  2. Configure Log Shipping. The primary database in log shipping should be on the instance that is also the read/write replica for the availability group. In this case, VLDB already exists and is configured as primary on DC1Server1. This is also the primary replica for the SQL2014AG1 availability group. If you need examples on how to configure log shipping checkout my article on MSSQLTips.com.
  3. Identify the Log Shipping backup Job. This job usually starts with LSBackup_ for your database. This will be on DC1Server1.
    1. Execute the SQL Agent Job to take a log transactional log backup
    2. Disable the SQL Agent Job when the backup completes.
  4. On the secondary servers (DC1Server2 and DC2Server3) identify the LSCopy_ job for your database named VLDB.
    1. Execute the SQL Agent Job to copy the last log backup that you just created in step three.
    2. Disable the SQL Agent Job when copy backup job completes.
  5. On the secondary servers (DC1Server2 and DC2Server3) identify the LSRestore_ job for your database named VLDB.
    1. Execute the SQL Agent Job to restore the backups pending to be restored. This should include your backup taken in Step four.
    2. Disable the SQL Agent Job when the restore completes.

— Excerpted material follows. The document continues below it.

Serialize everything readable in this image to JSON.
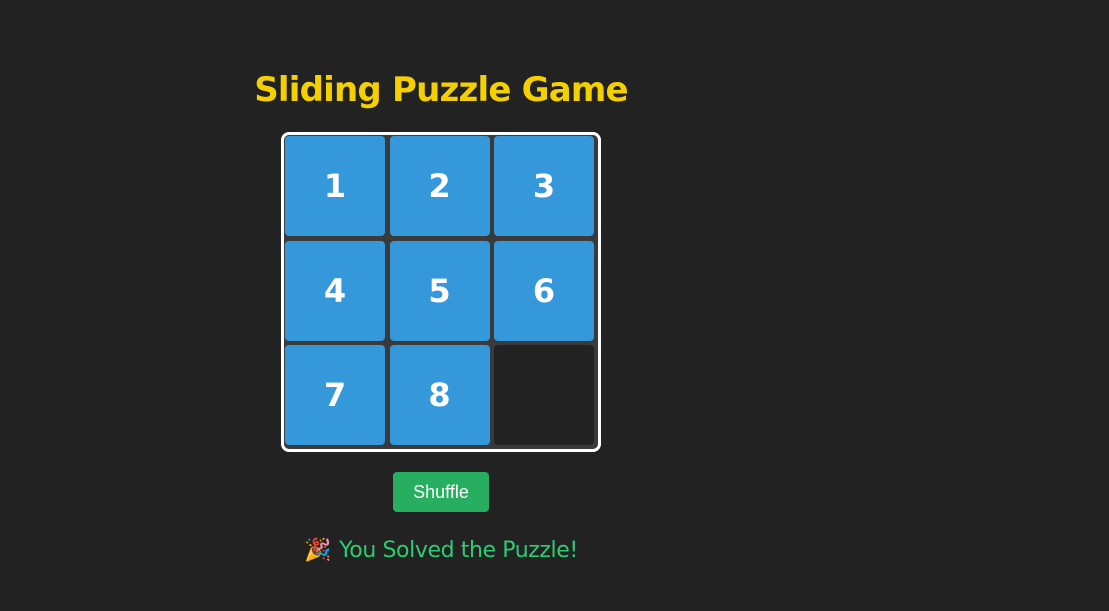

  6. Validate that the last log backups were copied and restored. This can be done using sp_help_log_shipping_monitor stored procedure on each instance. We would do this on DC1Server1 to validate the last log backup that was completed. On DC1Server2 and DC2Server3 we can validate that the backup was copied and also restored.
  7. On the primary server DC1Server1 add the VLDB to the existing availability group named SQL2014AG1. You can do this via the GUI.
    1. In SSMS under Availability Groups expand “SQL2014AG1” Availability Group and right click on Availability Databases and select “Add Database” to add VLDB.
    2. Select the “VLDB” database in the checkbox
    3. Select Join Only to start data synchronization as we used Log shipping to keep the VLDB in sync across all servers.
    4. Connect to all existing secondary servers (DC1Server2, and DC2Server3)
    5. Validate adding the Database to the Availability Group
    6. Add the Availability Group to your Availability Group named SQL2014AG1
  8.  Validate that Adding VLDB was successful to SQL2014AG1
    1. Remove log shipping on DC1Server1 for the VLDB database.
    2. Enable your log backup process for all three servers. This would be used to replace log shipping for taking transactional log backups.